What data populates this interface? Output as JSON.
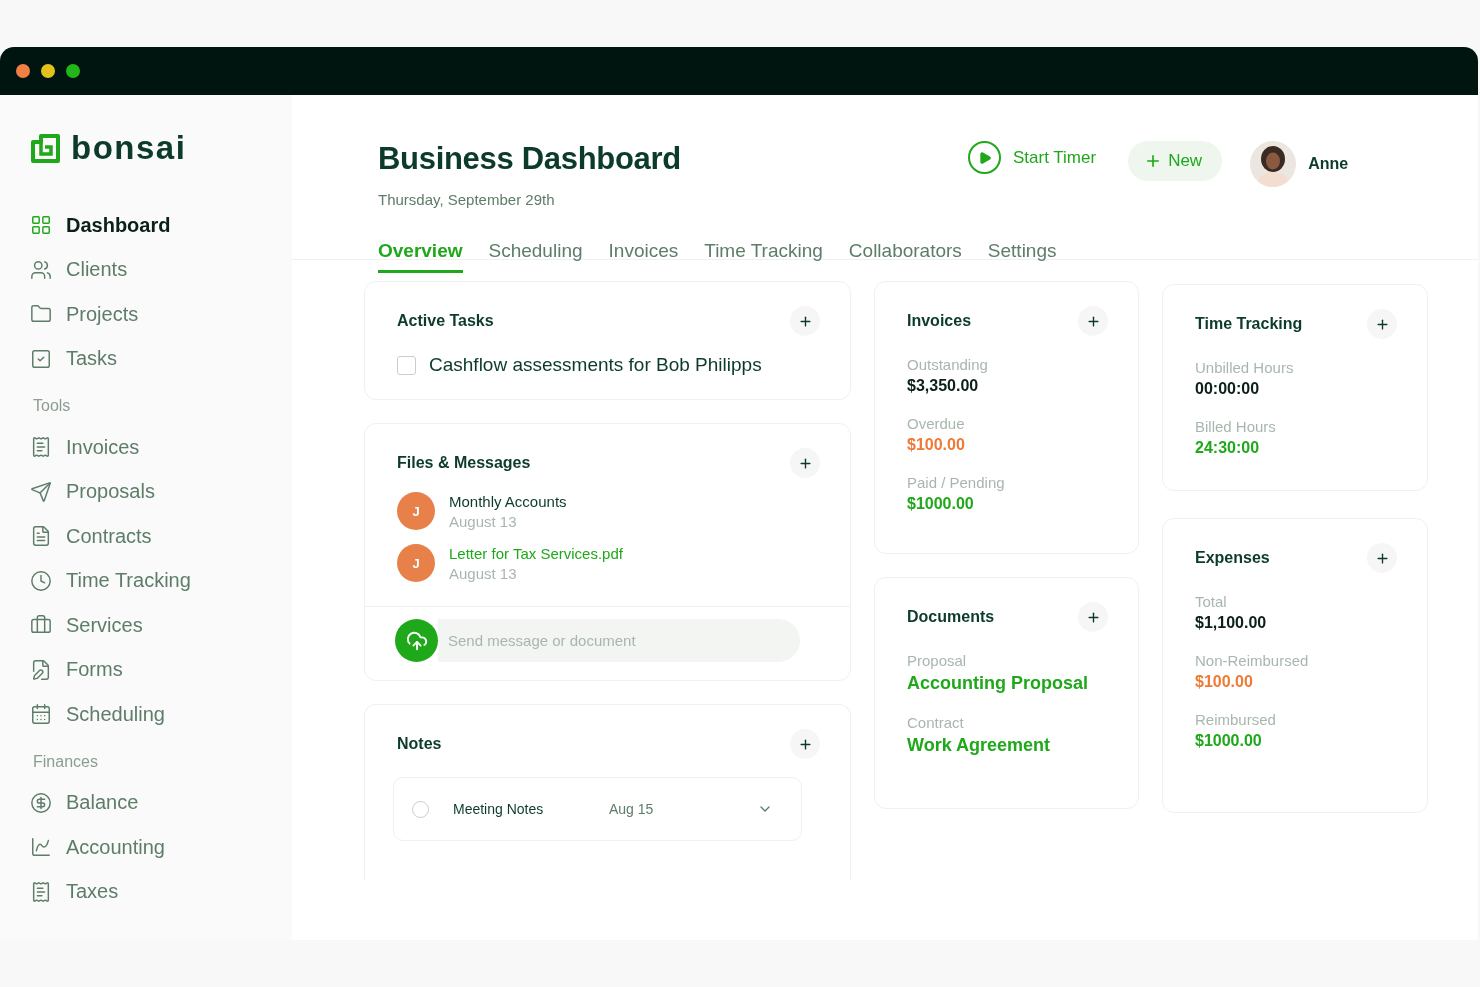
{
  "brand": {
    "name": "bonsai"
  },
  "sidebar": {
    "items": [
      {
        "label": "Dashboard",
        "selected": true
      },
      {
        "label": "Clients",
        "selected": false
      },
      {
        "label": "Projects",
        "selected": false
      },
      {
        "label": "Tasks",
        "selected": false
      }
    ],
    "sections": [
      {
        "title": "Tools",
        "items": [
          {
            "label": "Invoices",
            "selected": false
          },
          {
            "label": "Proposals",
            "selected": false
          },
          {
            "label": "Contracts",
            "selected": false
          },
          {
            "label": "Time Tracking",
            "selected": false
          },
          {
            "label": "Services",
            "selected": false
          },
          {
            "label": "Forms",
            "selected": false
          },
          {
            "label": "Scheduling",
            "selected": false
          }
        ]
      },
      {
        "title": "Finances",
        "items": [
          {
            "label": "Balance",
            "selected": false
          },
          {
            "label": "Accounting",
            "selected": false
          },
          {
            "label": "Taxes",
            "selected": false
          }
        ]
      }
    ]
  },
  "header": {
    "title": "Business Dashboard",
    "date": "Thursday, September 29th",
    "timer_button": "Start Timer",
    "new_button": "New",
    "user": "Anne"
  },
  "tabs": [
    {
      "label": "Overview",
      "selected": true
    },
    {
      "label": "Scheduling",
      "selected": false
    },
    {
      "label": "Invoices",
      "selected": false
    },
    {
      "label": "Time Tracking",
      "selected": false
    },
    {
      "label": "Collaborators",
      "selected": false
    },
    {
      "label": "Settings",
      "selected": false
    }
  ],
  "active_tasks": {
    "title": "Active Tasks",
    "tasks": [
      {
        "label": "Cashflow assessments for Bob Philipps",
        "checked": false
      }
    ]
  },
  "files_messages": {
    "title": "Files & Messages",
    "items": [
      {
        "kind": "message",
        "initial": "J",
        "color": "#e8804a",
        "title": "Monthly Accounts",
        "date": "August 13"
      },
      {
        "kind": "file",
        "initial": "J",
        "color": "#e8804a",
        "title": "Letter for Tax Services.pdf",
        "date": "August 13"
      }
    ],
    "compose": {
      "placeholder": "Send message or document"
    }
  },
  "notes": {
    "title": "Notes",
    "items": [
      {
        "title": "Meeting Notes",
        "date": "Aug 15",
        "checked": false
      }
    ]
  },
  "invoices": {
    "title": "Invoices",
    "stats": [
      {
        "label": "Outstanding",
        "value": "$3,350.00",
        "kind": "neutral"
      },
      {
        "label": "Overdue",
        "value": "$100.00",
        "kind": "overdue"
      },
      {
        "label": "Paid / Pending",
        "value": "$1000.00",
        "kind": "positive"
      }
    ]
  },
  "documents": {
    "title": "Documents",
    "stats": [
      {
        "label": "Proposal",
        "value": "Accounting Proposal",
        "kind": "link"
      },
      {
        "label": "Contract",
        "value": "Work Agreement",
        "kind": "link"
      }
    ]
  },
  "time_tracking": {
    "title": "Time Tracking",
    "stats": [
      {
        "label": "Unbilled Hours",
        "value": "00:00:00",
        "kind": "neutral"
      },
      {
        "label": "Billed Hours",
        "value": "24:30:00",
        "kind": "positive"
      }
    ]
  },
  "expenses": {
    "title": "Expenses",
    "stats": [
      {
        "label": "Total",
        "value": "$1,100.00",
        "kind": "neutral"
      },
      {
        "label": "Non-Reimbursed",
        "value": "$100.00",
        "kind": "overdue"
      },
      {
        "label": "Reimbursed",
        "value": "$1000.00",
        "kind": "positive"
      }
    ]
  }
}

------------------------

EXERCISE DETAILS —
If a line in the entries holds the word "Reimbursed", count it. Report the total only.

RESPONSE BELOW —
2